The Disney/Fox merger finally happened this week and while many fans are eager to find out the fate of properties like X-Men, the folks working for the corporations have the future of their jobs to worry about. After a report from Variety revealed that the merger could result in over 4,000 lost jobs, it's no surprise to learn that some folks are heading elsewhere. One such person is Paul Feig, who is best known for directing Bridesmaids, Ghostbusters (2016), A Simple Favor, and more. According to Deadline, the filmmaker made a deal years ago to "develop R-rated comedies for Fox". Since Fox is now owned by the more "family friendly" Disney, the director has now moved on to Universal.
Deadline reports that Feig's Fox deal has "lapsed" and is in the "process of moving his FeigCo label from Fox to Universal."
"The move isn't a shock, as Feig just wrapped a film for Uni, the Emma Thompson- and Byrony Kimmings-scripted Last Christmas with Emilia Clarke and Henry Golding," Deadline writes. "He's also developing a few other projects at the studio including one with Eva Longoria called 24-7, a workplace comedy he's producing with Kerry Washington and Ben Spector, and the comedy False Alarm, which he's producing with Dylan Clark and Sam Esmail."
Deadline points out that "Fox's loss is Universal's gain." Peter Cramer, Universal Pictures' president, recently provided a statement about the deal.
"Paul is one of the most distinctive and versatile filmmakers working today, and we are thrilled to welcome him, Jessie Henderson, and the FeigCo team back to Universal. We know they will add to their impressive track record of creating successful films for global audiences that are full of Paul's signature joy, wit, and heart, starting with Last Christmas in November."
While Feig's company is in good hands, many of the people who work for 20th Century Fox, Fox Searchlight, National Geographic Partners, and FX Networks are all awaiting their fate. Disney CEO, Bob Iger, recently issued a note which seems to hint at the firings that lie ahead.
"Our integration process will be an evolution, with some businesses impacted more than others," Iger wrote. "We've made many critical decisions already, but some areas still require further evaluation.

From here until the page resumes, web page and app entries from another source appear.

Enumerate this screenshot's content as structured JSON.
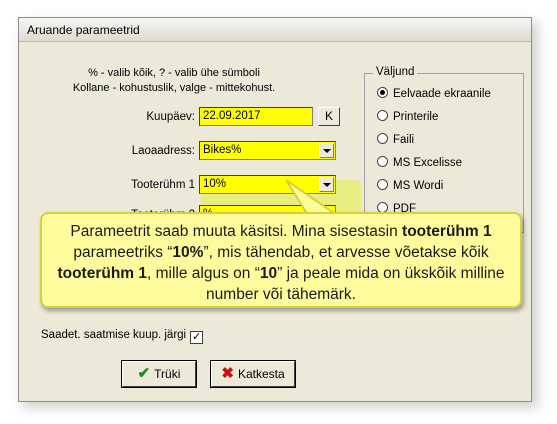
{
  "window": {
    "title": "Aruande parameetrid"
  },
  "hints": {
    "line1": "% - valib kõik, ? - valib ühe sümboli",
    "line2": "Kollane - kohustuslik, valge - mittekohust."
  },
  "fields": {
    "kuupaev": {
      "label": "Kuupäev:",
      "value": "22.09.2017",
      "button": "K"
    },
    "laoaadress": {
      "label": "Laoaadress:",
      "value": "Bikes%"
    },
    "tooteruhm1": {
      "label": "Tooterühm 1",
      "value": "10%"
    },
    "tooteruhm2": {
      "label": "Tooterühm 2",
      "value": "%"
    }
  },
  "output": {
    "title": "Väljund",
    "options": [
      "Eelvaade ekraanile",
      "Printerile",
      "Faili",
      "MS Excelisse",
      "MS Wordi",
      "PDF"
    ],
    "selected": "Eelvaade ekraanile"
  },
  "checkbox": {
    "label": "Saadet. saatmise kuup. järgi",
    "checked": true,
    "mark": "✓"
  },
  "buttons": {
    "print": "Trüki",
    "cancel": "Katkesta"
  },
  "icons": {
    "print": "check-icon",
    "cancel": "x-icon"
  },
  "callout": {
    "p1": "Parameetrit saab muuta käsitsi. Mina sisestasin ",
    "b1": "tooterühm 1",
    "p2": " parameetriks “",
    "b2": "10%",
    "p3": "”, mis tähendab, et arvesse võetakse kõik ",
    "b3": "tooterühm 1",
    "p4": ", mille algus on “",
    "b4": "10",
    "p5": "” ja peale mida on ükskõik milline number või tähemärk."
  },
  "colors": {
    "required": "#ffff00",
    "callout": "#fefb9c"
  }
}
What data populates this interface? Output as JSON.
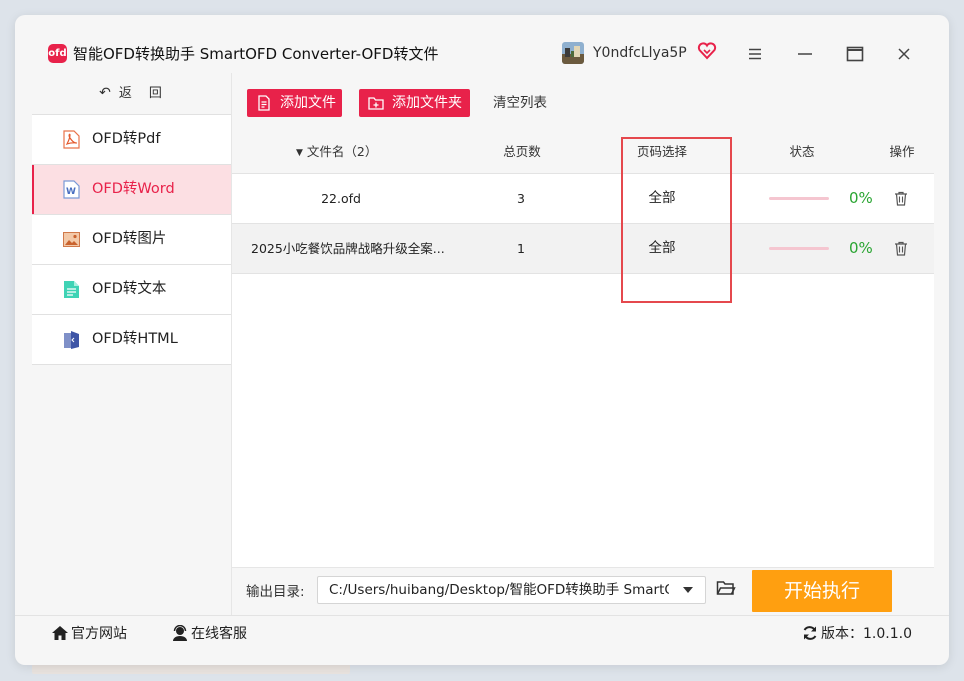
{
  "window": {
    "title": "智能OFD转换助手 SmartOFD Converter-OFD转文件",
    "logo_text": "ofd",
    "username": "Y0ndfcLlya5P",
    "accent_color": "#e8224a"
  },
  "sidebar": {
    "back_label": "返　回",
    "items": [
      {
        "label": "OFD转Pdf",
        "icon": "pdf-icon",
        "active": false
      },
      {
        "label": "OFD转Word",
        "icon": "word-icon",
        "active": true
      },
      {
        "label": "OFD转图片",
        "icon": "image-icon",
        "active": false
      },
      {
        "label": "OFD转文本",
        "icon": "text-file-icon",
        "active": false
      },
      {
        "label": "OFD转HTML",
        "icon": "html-icon",
        "active": false
      }
    ]
  },
  "toolbar": {
    "add_file": "添加文件",
    "add_folder": "添加文件夹",
    "clear_list": "清空列表"
  },
  "table": {
    "headers": {
      "filename": "文件名（2）",
      "pages": "总页数",
      "page_select": "页码选择",
      "status": "状态",
      "actions": "操作"
    },
    "rows": [
      {
        "filename": "22.ofd",
        "pages": "3",
        "page_select": "全部",
        "progress": "0%"
      },
      {
        "filename": "2025小吃餐饮品牌战略升级全案...",
        "pages": "1",
        "page_select": "全部",
        "progress": "0%"
      }
    ]
  },
  "output": {
    "label": "输出目录:",
    "path": "C:/Users/huibang/Desktop/智能OFD转换助手 SmartOFD",
    "start_button": "开始执行",
    "start_color": "#ff9f10"
  },
  "statusbar": {
    "website": "官方网站",
    "support": "在线客服",
    "version": "版本：1.0.1.0"
  }
}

We may not have answers to all of your questions at this moment but we understand how vital information is, and we're committed to moving as quickly as possible to provide clarity regarding how your role may be impacted."
What are your thoughts on all the changes caused by the merger? Tell us in the comments.